Darren Urban of checks in from the Cardinals' annual golf tournament. Urban: "There are serious golfers, like coach Ken Whisenhunt and kicker Jay Feely, some middle-of-the-road guys who all seemed to hit good shots when the cameras were around (at least, that’s what they were telling us) and other guys who you should be careful to be around when they are taking a shot (Um, Beanie, about that swing …)."

Gruden QB Camp: Brandon Weeden's turn

April, 18, 2012

NFL teams covet players whose passion for the game makes them put football first.

Brandon Weeden, one of the top quarterbacks in the 2012 NFL draft, put baseball first -- for good reason. The New York Yankees made him a second-round pick in 2002, in part because Weeden, a shortstop-turned-pitcher, could throw a baseball in the 90s consistently (as in 90-plus miles per hour, as opposed to the 1990s).

Now 28, Weeden continually faces questions about his age, a subject ESPN's Jon Gruden raised during his latest conversation with a top quarterback prospect. That video is available above and is the latest installment in a series that has already covered quite a few college prospects at the position.
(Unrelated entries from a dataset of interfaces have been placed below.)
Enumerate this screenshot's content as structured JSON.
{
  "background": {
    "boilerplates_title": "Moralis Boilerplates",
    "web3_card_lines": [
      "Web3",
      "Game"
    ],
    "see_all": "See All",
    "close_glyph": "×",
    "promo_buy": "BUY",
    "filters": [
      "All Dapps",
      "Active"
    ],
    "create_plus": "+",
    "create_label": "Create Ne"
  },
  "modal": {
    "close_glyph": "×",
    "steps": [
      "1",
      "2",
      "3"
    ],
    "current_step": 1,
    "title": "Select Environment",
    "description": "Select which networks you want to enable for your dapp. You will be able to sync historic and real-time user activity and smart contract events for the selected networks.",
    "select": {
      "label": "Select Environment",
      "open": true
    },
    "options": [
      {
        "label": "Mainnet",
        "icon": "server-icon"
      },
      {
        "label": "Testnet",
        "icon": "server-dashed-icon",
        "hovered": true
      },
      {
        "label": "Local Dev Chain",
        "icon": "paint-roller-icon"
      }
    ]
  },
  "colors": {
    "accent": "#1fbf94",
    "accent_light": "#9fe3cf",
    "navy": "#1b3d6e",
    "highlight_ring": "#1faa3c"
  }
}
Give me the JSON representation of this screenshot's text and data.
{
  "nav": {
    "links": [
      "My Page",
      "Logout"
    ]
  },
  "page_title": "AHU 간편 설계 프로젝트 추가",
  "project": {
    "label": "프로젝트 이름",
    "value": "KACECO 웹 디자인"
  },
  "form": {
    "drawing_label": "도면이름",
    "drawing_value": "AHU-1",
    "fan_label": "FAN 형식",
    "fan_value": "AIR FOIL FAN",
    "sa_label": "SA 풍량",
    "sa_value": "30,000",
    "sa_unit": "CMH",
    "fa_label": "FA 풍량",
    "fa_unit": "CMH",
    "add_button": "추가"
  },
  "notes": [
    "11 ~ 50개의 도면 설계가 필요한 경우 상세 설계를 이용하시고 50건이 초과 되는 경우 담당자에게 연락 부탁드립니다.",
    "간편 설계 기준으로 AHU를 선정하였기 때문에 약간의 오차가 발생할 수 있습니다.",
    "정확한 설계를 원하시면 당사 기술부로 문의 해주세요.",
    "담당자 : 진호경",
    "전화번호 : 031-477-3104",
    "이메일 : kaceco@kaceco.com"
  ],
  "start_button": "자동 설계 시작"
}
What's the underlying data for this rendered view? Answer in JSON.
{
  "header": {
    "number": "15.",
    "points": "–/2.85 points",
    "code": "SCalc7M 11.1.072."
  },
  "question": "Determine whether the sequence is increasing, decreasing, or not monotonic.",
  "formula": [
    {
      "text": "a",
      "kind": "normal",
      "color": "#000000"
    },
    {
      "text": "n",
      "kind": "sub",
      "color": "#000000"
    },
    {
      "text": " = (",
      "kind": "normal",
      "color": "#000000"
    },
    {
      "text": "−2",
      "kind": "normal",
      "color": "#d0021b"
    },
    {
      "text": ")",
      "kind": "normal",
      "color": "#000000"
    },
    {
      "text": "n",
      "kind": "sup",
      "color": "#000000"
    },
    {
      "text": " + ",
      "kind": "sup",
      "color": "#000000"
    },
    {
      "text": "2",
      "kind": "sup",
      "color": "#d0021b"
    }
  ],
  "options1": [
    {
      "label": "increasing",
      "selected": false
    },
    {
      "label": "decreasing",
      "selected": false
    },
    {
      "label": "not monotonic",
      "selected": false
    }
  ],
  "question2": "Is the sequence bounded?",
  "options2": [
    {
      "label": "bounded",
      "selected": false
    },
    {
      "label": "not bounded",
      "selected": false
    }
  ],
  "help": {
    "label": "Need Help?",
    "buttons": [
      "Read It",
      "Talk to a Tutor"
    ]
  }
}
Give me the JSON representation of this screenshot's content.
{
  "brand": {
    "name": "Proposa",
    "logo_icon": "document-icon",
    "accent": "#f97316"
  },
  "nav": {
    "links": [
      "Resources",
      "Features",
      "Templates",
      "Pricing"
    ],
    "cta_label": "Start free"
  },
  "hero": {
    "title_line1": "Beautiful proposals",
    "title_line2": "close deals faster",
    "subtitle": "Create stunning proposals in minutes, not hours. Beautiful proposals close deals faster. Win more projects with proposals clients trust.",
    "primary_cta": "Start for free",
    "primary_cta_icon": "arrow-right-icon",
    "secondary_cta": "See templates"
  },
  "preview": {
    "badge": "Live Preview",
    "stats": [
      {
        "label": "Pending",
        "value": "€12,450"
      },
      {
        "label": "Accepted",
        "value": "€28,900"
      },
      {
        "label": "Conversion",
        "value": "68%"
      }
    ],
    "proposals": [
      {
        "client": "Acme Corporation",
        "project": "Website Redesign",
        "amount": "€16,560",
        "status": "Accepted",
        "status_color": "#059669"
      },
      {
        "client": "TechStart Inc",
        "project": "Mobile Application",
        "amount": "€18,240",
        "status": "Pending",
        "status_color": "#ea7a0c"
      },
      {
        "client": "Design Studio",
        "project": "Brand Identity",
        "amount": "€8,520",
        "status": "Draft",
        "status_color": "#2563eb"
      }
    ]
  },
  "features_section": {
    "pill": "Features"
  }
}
Mel Kiper jr. sent Weeden to Cleveland at No. 37 in a recent mock draft Insider. Todd McShay agreed Insider, as did Pat Kirwan of Which can only mean the Browns will not take Weeden. Kidding. Unless I'm right.

One dissenting opinion: Rob Rang has Weeden going to Miami at No. 42, with the Browns taking Ryan Tannehill fourth.
INDIANAPOLIS -- Quick thoughts after a second session watching quarterbacks and receivers at the NFL scouting combine in Lucas Oil Stadium:
  • Who did not throw: Andrew Luck, Robert Griffin III, Ryan Tannehill and Brock Osweiler were among the more highly regarded quarterbacks opting not to throw Sunday. I was watching receivers more than quarterbacks in this session. Kellen Moore, Darron Thomas and Brandon Weeden were among the quarterbacks throwing.
  • Who did not catch: Alabama receiver Marquis Maze struggled holding onto the ball. He caught only 9 of 14 passes while running through the gauntlet drill with quarterbacks firing passes at him in rapid succession, seven per drill over two drills. He dropped one pass on a hitch route and watched another go through his hands without making contact.
  • Running the gauntlet: Overall, receivers were much more effective in the first of the two gauntlet drills. Nineteen of the 24 receivers I charted caught all seven the first time through, with Maze dropping three, Miami's Tommy Streeter dropping two and two players, Arizona State's Gerell Robinson and Fresno State's Devon Wylie, dropping one apiece. Only 11 of the 24 receivers in this group caught all seven the second time through.
  • Who showed surest hands: Washington's Jermaine Kearse, Iowa's Marvin McNutt, Penn State's Derek Moye, Stanford's Chris Owusu, Toledo's Eric Page, Appalachian State's Brian Quick, Rutgers Mohamed Sanu and Baylor's Kendall Wright did not drop passes during the gauntlet drills or when I was watching them in other drills. The ball barely made a sound when McNutt caught it.
  • Sitting out: Wisconsin's Nick Toon did not participate in receiving drills with this group. He's been dealing with a foot injury. Toon did run 40-yard dashes, running in the 4.5s, and he participated in the vertical jump.

This was the second of two trips inside Lucas Oil Stadium as part of groups organized by the Pro Football Writers of America. I'll remain here until Monday morning, working from the media room at the stadium.